EB: We were hoping to use data to target women to show them that they are just as capable as anyone else to work in STEM and that there was money in it if they chose to go into those sectors. We only used page views to measure reach, unfortunately.

OTT: One of the comments from our judges is that the graphic could have done more to target policy makers. What has the response to it been, and is there something you might do differently if you did it again?

EB: We were telling a news story, not leading, per se, an advocacy campaign. The Millennium Challenge Account Georgia, the organization that conducted some of the research for the infographic, did not do any interesting communications beyond the boring report they wrote.

They approached us after they saw our infographic, but there was no follow through. We see that a lot and agree with the judges; there was so much more they ought to have done for a better advocacy strategy.

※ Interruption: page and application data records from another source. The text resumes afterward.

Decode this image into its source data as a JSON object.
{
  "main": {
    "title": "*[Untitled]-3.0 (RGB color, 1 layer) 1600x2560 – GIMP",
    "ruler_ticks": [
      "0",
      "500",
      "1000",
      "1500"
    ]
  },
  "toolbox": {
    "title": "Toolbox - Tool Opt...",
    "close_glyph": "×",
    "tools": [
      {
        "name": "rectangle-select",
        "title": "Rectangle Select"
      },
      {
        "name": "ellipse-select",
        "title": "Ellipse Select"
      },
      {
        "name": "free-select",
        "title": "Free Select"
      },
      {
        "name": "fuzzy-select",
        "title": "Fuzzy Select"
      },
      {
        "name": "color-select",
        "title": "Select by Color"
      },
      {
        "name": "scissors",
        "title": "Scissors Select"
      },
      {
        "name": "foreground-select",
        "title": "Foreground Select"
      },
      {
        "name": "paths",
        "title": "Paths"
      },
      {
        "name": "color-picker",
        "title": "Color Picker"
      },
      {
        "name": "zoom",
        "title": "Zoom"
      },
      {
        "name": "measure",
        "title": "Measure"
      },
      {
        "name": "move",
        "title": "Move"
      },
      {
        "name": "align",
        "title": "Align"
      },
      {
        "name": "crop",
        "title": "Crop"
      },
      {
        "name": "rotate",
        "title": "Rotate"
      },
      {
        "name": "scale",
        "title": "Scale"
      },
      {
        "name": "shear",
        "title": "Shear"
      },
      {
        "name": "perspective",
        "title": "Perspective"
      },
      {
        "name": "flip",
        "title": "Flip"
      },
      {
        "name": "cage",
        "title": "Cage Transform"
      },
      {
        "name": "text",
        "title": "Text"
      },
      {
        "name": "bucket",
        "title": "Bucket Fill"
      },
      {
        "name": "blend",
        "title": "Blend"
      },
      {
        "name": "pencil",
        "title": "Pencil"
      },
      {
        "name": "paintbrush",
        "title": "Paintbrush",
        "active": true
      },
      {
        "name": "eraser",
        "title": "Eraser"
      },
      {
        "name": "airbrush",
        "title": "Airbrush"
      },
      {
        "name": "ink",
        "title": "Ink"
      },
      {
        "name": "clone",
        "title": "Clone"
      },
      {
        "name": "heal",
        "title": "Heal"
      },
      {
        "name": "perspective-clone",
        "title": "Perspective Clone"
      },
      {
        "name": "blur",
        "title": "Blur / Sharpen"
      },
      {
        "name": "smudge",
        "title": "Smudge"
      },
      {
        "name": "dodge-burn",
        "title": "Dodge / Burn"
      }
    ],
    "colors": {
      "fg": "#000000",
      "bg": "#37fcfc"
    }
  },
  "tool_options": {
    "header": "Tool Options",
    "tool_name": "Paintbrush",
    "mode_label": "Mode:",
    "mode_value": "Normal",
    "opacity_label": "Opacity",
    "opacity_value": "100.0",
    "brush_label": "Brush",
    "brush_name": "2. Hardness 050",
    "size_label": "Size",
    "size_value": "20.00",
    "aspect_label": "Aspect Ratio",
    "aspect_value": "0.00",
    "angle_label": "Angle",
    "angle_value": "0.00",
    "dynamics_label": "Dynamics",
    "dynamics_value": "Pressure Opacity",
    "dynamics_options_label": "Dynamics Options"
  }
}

OTT: JumpStart has produced quite a number of static visualisations. Why have you chosen to focus on creating this type of communication output? What key lessons have you learnt through their production? Whether it’s things to avoid, things to include, approach to the project, who to involve, what works for different audiences, etc?

EB: The answer to this question is lengthy. In short, we started with infographics because we wanted to challenge the status quo in Georgia. Too many organizations are lazy and don’t take their target audience into account. They just throw out content and say: “here, read this”.

We see a growing trend worldwide that audiences want more and as content producers we should oblige.

From an advocacy perspective, it just makes sense. Who is really going to read a 300-page report or even a 30-page report? Seriously, I think many NGOs and think tanks write for themselves, not for their audiences. And donors seem to be okay with that, though we see that changing.

Infographics are just one media format among many. Photography, interactive media, animated infographics, videography, street performance, etc. are all viable solutions to communications problems if they fit the bill. The point is to keep focused on the goal and ask: “is what I am doing really meeting my goals?” If engagement is the goal, or network saturation, then you have to explore and even sometimes experiment with different approaches, media, and technologies to achieve your goals.

However, the message should always be simple, even if the amount of work to make it that way is not. We have done complicated visuals and they just don’t work like simpler ones do. I don’t mean that you need to dumb it down, I just mean keep the message simple.

Management is key. These projects are creative and they have to be managed so they don’t get out of control, off budget, and over deadline. The hardest thing I have ever done and am doing is managing these technical, creative projects and ensuring my staff are still happy and excited, our partners are happy, and that we are all happy with the cost. Each project is different and there is no cookie cutter approach, but there are workflows that facilitate a better outcome.